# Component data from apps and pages
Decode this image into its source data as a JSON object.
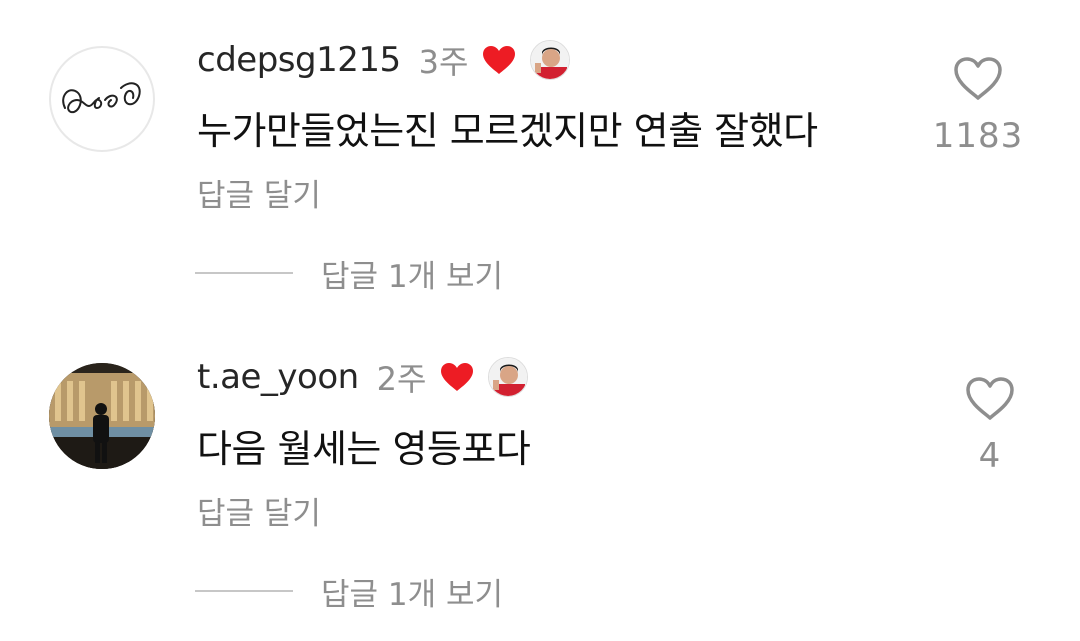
{
  "comments": [
    {
      "username": "cdepsg1215",
      "time": "3주",
      "text": "누가만들었는진 모르겠지만 연출 잘했다",
      "reply_label": "답글 달기",
      "view_replies_label": "답글 1개 보기",
      "like_count": "1183",
      "liked_by_creator": true
    },
    {
      "username": "t.ae_yoon",
      "time": "2주",
      "text": "다음 월세는 영등포다",
      "reply_label": "답글 달기",
      "view_replies_label": "답글 1개 보기",
      "like_count": "4",
      "liked_by_creator": true
    }
  ],
  "icons": {
    "creator_heart": "heart-filled-icon",
    "like": "heart-outline-icon"
  },
  "colors": {
    "heart_red": "#ed1c24",
    "muted_text": "#8e8e8e"
  }
}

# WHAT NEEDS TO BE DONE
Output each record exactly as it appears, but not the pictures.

# EXERCISE ANSWER
Decode this image into its source data as a JSON object.
{
  "comments": [
    {
      "username": "cdepsg1215",
      "time": "3주",
      "text": "누가만들었는진 모르겠지만 연출 잘했다",
      "reply_label": "답글 달기",
      "view_replies_label": "답글 1개 보기",
      "like_count": "1183",
      "liked_by_creator": true
    },
    {
      "username": "t.ae_yoon",
      "time": "2주",
      "text": "다음 월세는 영등포다",
      "reply_label": "답글 달기",
      "view_replies_label": "답글 1개 보기",
      "like_count": "4",
      "liked_by_creator": true
    }
  ],
  "icons": {
    "creator_heart": "heart-filled-icon",
    "like": "heart-outline-icon"
  },
  "colors": {
    "heart_red": "#ed1c24",
    "muted_text": "#8e8e8e"
  }
}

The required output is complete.